> _WORK INSTRUCTIONS_: Nothing but the records, copied exactly and stripped of pictures, should be in the answer.

Start of THE INPUT

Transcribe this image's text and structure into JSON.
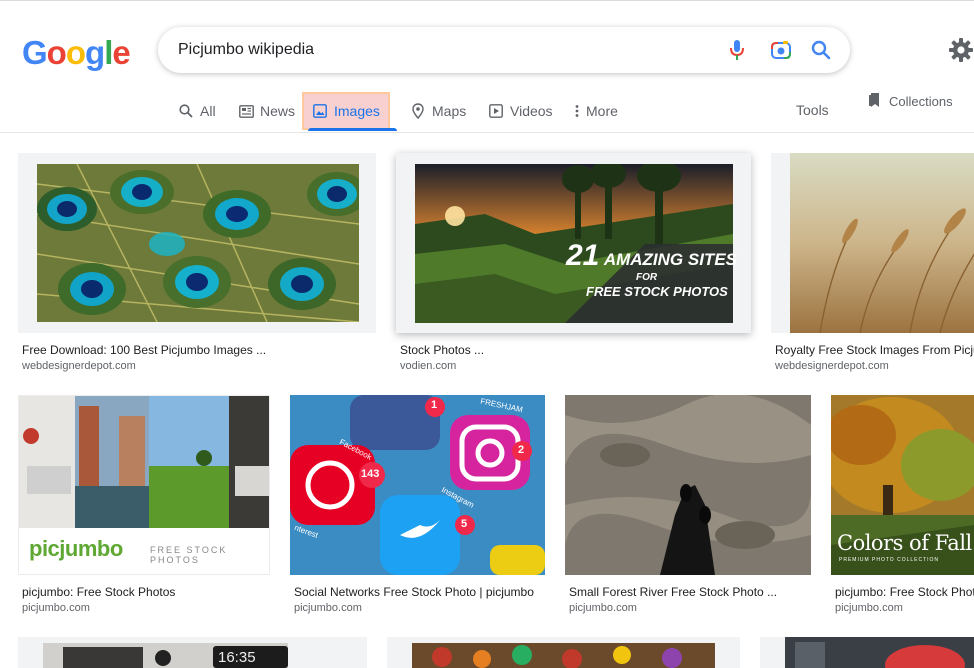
{
  "logo": {
    "letters": [
      "G",
      "o",
      "o",
      "g",
      "l",
      "e"
    ]
  },
  "search": {
    "value": "Picjumbo wikipedia"
  },
  "tabs": [
    {
      "label": "All"
    },
    {
      "label": "News"
    },
    {
      "label": "Images"
    },
    {
      "label": "Maps"
    },
    {
      "label": "Videos"
    },
    {
      "label": "More"
    }
  ],
  "tools_label": "Tools",
  "collections_label": "Collections",
  "results": [
    {
      "title": "Free Download: 100 Best Picjumbo Images ...",
      "site": "webdesignerdepot.com"
    },
    {
      "title": "Stock Photos ...",
      "site": "vodien.com",
      "overlay": {
        "num": "21",
        "big": "AMAZING SITES",
        "for": "FOR",
        "small": "FREE STOCK PHOTOS"
      }
    },
    {
      "title": "Royalty Free Stock Images From Picjumbo",
      "site": "webdesignerdepot.com"
    },
    {
      "title": "picjumbo: Free Stock Photos",
      "site": "picjumbo.com",
      "overlay": {
        "brand": "picjumbo",
        "tag": "FREE STOCK PHOTOS"
      }
    },
    {
      "title": "Social Networks Free Stock Photo | picjumbo",
      "site": "picjumbo.com",
      "overlay": {
        "fb_badge": "1",
        "ig_badge": "2",
        "p_badge": "143",
        "tw_badge": "5",
        "freshjam": "FRESHJAM",
        "facebook": "Facebook",
        "instagram": "Instagram",
        "interest": "nterest"
      }
    },
    {
      "title": "Small Forest River Free Stock Photo ...",
      "site": "picjumbo.com"
    },
    {
      "title": "picjumbo: Free Stock Photos",
      "site": "picjumbo.com",
      "overlay": {
        "big": "Colors of Fall",
        "small": "PREMIUM PHOTO COLLECTION"
      }
    },
    {
      "overlay": {
        "clock": "16:35"
      }
    }
  ]
}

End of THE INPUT

> _FINAL ANSWER_:
Transcribe this image's text and structure into JSON.
{
  "logo": {
    "letters": [
      "G",
      "o",
      "o",
      "g",
      "l",
      "e"
    ]
  },
  "search": {
    "value": "Picjumbo wikipedia"
  },
  "tabs": [
    {
      "label": "All"
    },
    {
      "label": "News"
    },
    {
      "label": "Images"
    },
    {
      "label": "Maps"
    },
    {
      "label": "Videos"
    },
    {
      "label": "More"
    }
  ],
  "tools_label": "Tools",
  "collections_label": "Collections",
  "results": [
    {
      "title": "Free Download: 100 Best Picjumbo Images ...",
      "site": "webdesignerdepot.com"
    },
    {
      "title": "Stock Photos ...",
      "site": "vodien.com",
      "overlay": {
        "num": "21",
        "big": "AMAZING SITES",
        "for": "FOR",
        "small": "FREE STOCK PHOTOS"
      }
    },
    {
      "title": "Royalty Free Stock Images From Picjumbo",
      "site": "webdesignerdepot.com"
    },
    {
      "title": "picjumbo: Free Stock Photos",
      "site": "picjumbo.com",
      "overlay": {
        "brand": "picjumbo",
        "tag": "FREE STOCK PHOTOS"
      }
    },
    {
      "title": "Social Networks Free Stock Photo | picjumbo",
      "site": "picjumbo.com",
      "overlay": {
        "fb_badge": "1",
        "ig_badge": "2",
        "p_badge": "143",
        "tw_badge": "5",
        "freshjam": "FRESHJAM",
        "facebook": "Facebook",
        "instagram": "Instagram",
        "interest": "nterest"
      }
    },
    {
      "title": "Small Forest River Free Stock Photo ...",
      "site": "picjumbo.com"
    },
    {
      "title": "picjumbo: Free Stock Photos",
      "site": "picjumbo.com",
      "overlay": {
        "big": "Colors of Fall",
        "small": "PREMIUM PHOTO COLLECTION"
      }
    },
    {
      "overlay": {
        "clock": "16:35"
      }
    }
  ]
}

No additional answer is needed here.